WHAT THE TASK REQUIRES:
Read the lines below. Copy out any that hold the string "icon".

RECORDS SUPPLIED:
# # # # # # #
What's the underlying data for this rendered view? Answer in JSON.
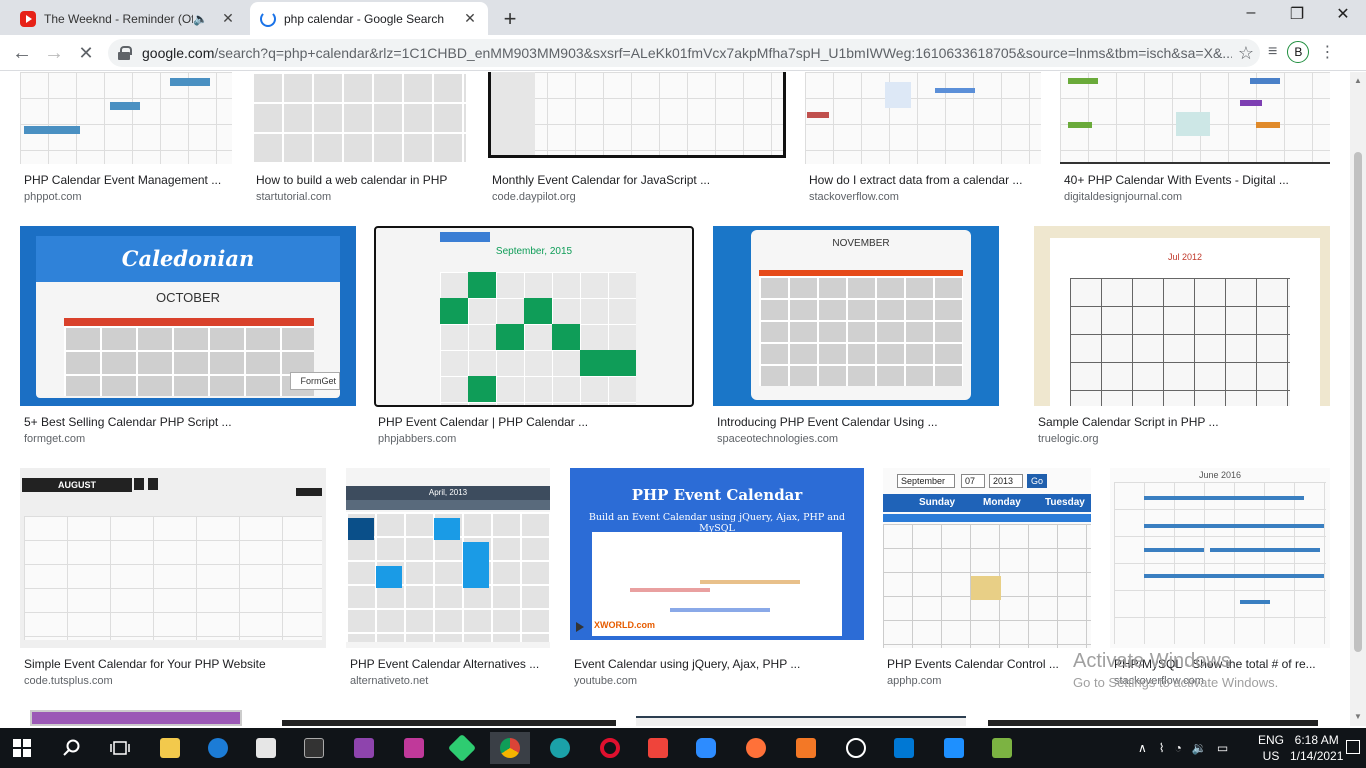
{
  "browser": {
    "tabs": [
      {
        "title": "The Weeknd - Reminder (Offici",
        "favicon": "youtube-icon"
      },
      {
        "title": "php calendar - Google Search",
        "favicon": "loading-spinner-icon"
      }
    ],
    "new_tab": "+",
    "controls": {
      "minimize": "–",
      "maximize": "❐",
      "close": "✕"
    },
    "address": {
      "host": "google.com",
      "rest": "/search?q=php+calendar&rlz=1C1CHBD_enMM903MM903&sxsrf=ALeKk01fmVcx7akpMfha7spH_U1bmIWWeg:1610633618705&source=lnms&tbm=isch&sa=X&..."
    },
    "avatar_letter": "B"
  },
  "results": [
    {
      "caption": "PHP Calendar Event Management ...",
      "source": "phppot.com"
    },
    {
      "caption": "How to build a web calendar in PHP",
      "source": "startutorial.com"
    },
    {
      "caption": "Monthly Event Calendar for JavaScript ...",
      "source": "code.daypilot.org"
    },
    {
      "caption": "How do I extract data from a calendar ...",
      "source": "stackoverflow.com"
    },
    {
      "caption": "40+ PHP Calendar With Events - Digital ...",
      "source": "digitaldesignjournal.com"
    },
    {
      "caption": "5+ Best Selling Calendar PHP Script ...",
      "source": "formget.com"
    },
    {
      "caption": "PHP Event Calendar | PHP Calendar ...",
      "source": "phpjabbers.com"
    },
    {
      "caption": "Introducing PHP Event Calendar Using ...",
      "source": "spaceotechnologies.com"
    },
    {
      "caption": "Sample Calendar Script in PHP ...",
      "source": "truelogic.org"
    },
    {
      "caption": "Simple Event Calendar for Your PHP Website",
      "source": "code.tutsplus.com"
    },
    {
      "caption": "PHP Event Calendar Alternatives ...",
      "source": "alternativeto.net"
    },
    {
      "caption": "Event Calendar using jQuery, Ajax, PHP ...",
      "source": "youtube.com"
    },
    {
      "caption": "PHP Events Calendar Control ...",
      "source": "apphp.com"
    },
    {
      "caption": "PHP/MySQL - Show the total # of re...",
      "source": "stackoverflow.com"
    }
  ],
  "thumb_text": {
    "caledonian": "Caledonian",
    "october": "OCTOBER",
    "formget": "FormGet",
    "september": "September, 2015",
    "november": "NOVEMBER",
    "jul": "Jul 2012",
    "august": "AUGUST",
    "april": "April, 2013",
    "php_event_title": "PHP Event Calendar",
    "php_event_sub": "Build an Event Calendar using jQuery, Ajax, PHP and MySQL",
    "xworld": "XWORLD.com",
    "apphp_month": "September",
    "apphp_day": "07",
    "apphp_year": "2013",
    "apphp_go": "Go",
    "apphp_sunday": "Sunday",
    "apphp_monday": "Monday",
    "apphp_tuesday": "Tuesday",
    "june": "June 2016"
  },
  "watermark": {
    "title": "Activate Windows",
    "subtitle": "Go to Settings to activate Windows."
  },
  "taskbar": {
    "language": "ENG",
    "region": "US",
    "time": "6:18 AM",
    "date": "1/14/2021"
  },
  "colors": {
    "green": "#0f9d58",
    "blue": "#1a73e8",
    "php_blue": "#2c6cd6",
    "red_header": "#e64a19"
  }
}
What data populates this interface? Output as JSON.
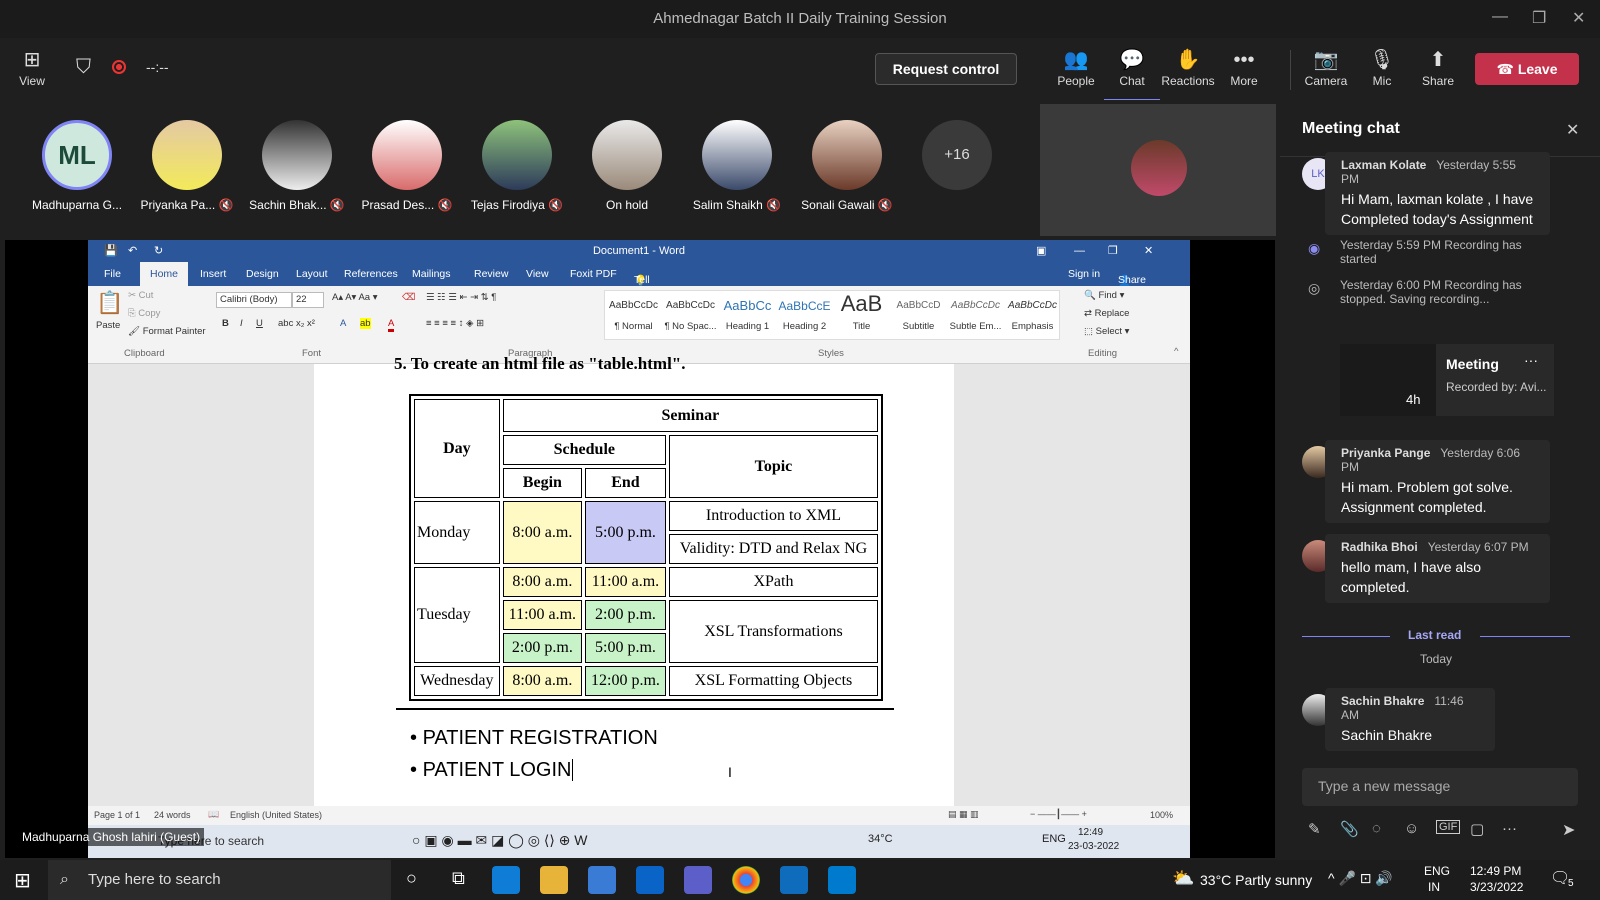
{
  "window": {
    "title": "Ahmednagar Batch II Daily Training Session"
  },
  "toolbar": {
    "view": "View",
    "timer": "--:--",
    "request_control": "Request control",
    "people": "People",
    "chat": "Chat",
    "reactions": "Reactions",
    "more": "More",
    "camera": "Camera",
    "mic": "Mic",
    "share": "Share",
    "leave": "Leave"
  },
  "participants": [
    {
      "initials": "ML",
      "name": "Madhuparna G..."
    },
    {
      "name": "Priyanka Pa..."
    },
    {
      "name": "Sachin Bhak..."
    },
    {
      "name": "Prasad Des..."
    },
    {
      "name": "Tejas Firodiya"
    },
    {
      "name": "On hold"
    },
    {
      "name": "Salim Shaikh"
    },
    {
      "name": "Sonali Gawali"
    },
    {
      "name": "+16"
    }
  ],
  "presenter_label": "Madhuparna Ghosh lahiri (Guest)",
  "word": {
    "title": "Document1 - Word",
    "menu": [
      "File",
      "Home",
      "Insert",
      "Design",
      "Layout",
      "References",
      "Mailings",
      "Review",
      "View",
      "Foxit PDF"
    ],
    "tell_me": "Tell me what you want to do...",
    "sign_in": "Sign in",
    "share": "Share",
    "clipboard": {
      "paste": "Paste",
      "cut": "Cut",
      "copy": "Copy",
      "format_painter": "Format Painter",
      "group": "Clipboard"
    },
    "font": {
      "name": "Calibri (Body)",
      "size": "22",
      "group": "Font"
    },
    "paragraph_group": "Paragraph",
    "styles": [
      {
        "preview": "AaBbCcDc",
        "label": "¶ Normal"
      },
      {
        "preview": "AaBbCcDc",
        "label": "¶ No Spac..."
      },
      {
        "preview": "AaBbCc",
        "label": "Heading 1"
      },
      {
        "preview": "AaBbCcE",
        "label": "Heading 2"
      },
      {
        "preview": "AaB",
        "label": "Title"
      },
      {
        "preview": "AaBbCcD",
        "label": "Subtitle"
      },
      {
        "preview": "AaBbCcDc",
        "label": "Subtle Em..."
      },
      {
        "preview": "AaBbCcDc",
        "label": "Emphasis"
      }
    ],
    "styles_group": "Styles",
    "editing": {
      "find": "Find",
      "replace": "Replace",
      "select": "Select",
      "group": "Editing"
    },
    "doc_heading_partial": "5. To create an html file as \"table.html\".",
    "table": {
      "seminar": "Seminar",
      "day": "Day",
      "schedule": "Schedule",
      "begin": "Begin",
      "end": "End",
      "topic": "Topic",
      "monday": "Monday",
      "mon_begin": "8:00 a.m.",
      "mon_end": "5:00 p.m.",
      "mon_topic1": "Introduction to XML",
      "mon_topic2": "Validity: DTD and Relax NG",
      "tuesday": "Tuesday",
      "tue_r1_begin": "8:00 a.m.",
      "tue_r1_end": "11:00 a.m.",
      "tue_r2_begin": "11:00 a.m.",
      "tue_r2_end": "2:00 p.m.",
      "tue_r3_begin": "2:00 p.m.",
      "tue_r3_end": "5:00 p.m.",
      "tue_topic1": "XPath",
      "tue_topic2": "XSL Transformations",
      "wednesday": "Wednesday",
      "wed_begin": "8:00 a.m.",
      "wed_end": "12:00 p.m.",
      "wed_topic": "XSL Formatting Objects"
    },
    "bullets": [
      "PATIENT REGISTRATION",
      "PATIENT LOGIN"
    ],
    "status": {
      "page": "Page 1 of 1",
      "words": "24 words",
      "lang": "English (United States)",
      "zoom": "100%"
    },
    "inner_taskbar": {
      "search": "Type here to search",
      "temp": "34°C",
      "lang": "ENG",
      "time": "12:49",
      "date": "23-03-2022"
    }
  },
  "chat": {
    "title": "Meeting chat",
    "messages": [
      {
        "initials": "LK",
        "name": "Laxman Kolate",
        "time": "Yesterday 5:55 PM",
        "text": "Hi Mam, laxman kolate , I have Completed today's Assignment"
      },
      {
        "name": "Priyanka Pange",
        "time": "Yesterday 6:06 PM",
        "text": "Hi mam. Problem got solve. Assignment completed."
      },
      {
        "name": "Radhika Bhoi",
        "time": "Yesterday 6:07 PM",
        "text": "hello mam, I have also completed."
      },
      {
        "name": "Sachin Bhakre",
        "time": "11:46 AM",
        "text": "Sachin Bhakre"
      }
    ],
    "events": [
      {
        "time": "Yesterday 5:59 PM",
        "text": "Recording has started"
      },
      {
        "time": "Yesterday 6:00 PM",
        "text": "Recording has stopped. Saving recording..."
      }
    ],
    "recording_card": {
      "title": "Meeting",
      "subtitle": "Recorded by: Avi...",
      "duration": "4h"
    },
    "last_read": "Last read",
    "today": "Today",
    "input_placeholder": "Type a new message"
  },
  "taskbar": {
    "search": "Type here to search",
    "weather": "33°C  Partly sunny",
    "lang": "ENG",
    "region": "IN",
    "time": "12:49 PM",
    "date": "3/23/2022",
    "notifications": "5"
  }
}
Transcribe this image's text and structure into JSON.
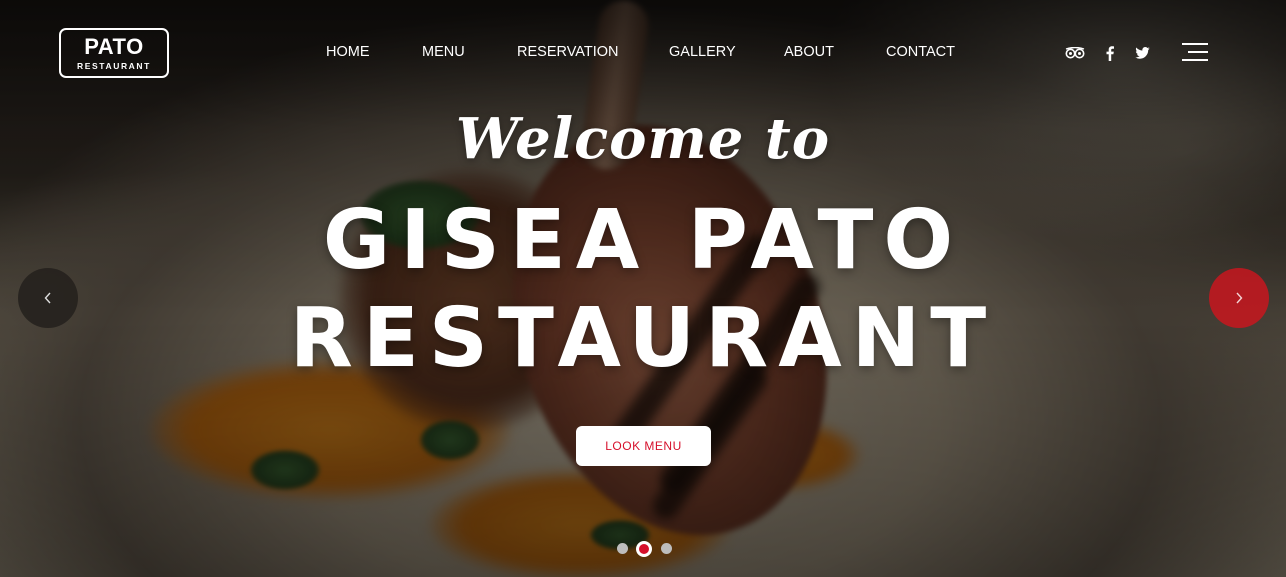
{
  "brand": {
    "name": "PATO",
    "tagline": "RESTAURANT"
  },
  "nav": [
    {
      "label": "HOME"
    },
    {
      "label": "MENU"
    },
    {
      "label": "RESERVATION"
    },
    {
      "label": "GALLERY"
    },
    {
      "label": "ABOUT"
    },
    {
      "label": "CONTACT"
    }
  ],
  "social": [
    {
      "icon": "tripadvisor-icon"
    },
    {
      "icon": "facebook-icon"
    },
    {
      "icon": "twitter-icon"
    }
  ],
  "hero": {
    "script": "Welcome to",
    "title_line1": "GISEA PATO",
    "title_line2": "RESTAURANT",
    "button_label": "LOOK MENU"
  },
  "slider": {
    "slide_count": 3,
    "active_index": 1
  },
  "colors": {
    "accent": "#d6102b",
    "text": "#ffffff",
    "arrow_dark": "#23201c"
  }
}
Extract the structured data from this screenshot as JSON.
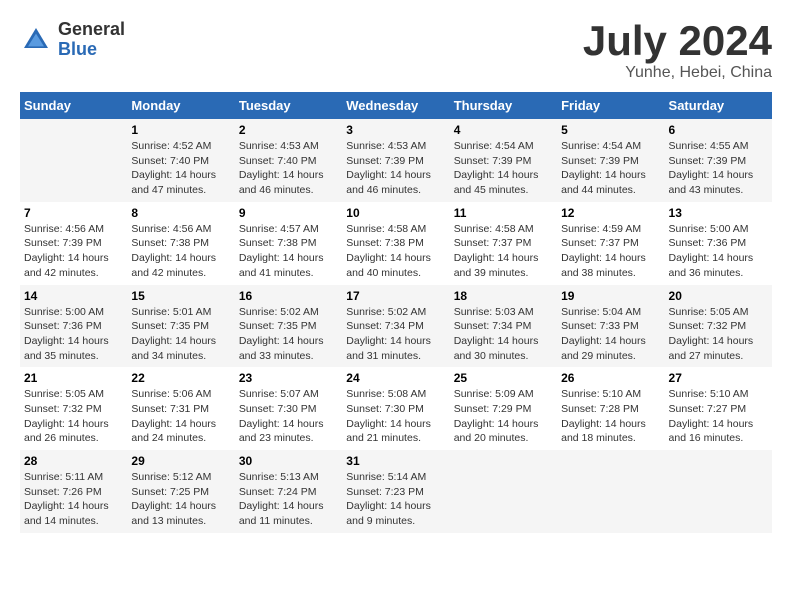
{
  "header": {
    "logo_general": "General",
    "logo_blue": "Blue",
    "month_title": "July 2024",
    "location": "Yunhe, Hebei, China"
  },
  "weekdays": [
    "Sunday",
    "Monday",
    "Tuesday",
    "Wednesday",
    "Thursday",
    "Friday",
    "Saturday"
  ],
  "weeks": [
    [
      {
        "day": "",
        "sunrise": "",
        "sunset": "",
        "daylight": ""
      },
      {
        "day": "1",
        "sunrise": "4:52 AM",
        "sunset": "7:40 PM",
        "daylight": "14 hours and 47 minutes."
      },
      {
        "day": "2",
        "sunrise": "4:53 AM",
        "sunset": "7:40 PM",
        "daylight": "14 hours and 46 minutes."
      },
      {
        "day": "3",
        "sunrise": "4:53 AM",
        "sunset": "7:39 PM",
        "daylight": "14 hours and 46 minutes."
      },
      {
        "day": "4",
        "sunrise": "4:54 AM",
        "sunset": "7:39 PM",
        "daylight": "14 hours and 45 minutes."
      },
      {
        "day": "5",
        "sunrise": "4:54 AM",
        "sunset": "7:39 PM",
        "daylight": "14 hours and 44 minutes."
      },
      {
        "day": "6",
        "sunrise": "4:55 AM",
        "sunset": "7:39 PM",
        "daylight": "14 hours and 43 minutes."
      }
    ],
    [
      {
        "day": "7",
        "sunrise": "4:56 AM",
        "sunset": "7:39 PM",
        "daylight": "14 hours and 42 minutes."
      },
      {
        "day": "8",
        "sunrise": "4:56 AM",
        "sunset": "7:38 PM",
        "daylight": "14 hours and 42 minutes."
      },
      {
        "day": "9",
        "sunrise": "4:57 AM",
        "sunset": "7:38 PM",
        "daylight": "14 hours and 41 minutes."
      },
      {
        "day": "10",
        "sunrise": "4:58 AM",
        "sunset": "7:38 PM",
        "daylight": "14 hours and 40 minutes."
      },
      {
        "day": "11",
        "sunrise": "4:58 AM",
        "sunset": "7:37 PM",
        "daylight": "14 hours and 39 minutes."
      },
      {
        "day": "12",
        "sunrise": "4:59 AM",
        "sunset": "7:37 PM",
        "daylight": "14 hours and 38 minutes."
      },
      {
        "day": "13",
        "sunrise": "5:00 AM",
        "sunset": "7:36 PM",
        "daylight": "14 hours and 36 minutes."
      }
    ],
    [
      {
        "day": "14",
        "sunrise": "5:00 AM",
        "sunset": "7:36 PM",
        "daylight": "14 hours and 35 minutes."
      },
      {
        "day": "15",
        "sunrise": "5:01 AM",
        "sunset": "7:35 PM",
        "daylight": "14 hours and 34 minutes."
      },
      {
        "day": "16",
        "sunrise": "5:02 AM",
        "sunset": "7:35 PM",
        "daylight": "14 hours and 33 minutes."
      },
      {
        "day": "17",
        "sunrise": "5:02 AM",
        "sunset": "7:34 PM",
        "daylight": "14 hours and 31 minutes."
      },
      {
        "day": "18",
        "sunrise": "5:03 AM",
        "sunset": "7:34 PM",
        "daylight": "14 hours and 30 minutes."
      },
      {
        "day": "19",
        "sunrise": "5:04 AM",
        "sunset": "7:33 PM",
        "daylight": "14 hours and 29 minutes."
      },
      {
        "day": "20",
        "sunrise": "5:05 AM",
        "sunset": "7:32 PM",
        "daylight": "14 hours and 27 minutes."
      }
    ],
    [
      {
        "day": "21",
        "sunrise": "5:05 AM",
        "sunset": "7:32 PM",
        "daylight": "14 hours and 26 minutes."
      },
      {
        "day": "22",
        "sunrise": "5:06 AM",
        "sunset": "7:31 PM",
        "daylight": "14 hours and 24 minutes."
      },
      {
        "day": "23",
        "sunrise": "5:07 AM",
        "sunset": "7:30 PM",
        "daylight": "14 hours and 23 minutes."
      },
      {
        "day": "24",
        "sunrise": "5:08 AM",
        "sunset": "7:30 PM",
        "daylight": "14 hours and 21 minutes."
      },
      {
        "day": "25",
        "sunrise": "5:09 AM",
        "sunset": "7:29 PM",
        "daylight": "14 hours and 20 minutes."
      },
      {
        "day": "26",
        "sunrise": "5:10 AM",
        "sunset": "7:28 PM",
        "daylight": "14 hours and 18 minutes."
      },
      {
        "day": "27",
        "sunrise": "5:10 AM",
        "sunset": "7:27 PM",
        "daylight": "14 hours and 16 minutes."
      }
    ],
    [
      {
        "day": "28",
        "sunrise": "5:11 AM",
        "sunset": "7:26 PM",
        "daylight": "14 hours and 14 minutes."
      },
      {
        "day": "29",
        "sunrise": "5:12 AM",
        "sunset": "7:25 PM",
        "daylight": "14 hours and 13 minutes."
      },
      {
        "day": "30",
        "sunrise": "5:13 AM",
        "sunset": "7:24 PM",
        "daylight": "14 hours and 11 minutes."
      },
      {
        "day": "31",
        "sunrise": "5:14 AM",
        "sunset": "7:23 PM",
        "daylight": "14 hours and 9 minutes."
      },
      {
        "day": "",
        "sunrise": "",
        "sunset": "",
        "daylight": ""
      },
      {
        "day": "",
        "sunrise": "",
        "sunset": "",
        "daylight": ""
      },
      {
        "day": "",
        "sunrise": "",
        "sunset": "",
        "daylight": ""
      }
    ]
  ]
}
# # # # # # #
THE ANSWER:
        "favicon": "youtube-icon"
        "favicon": "loading-spinner-icon"
      "icon": "tripadvisor-icon"
      "icon": "facebook-icon"
      "icon": "twitter-icon"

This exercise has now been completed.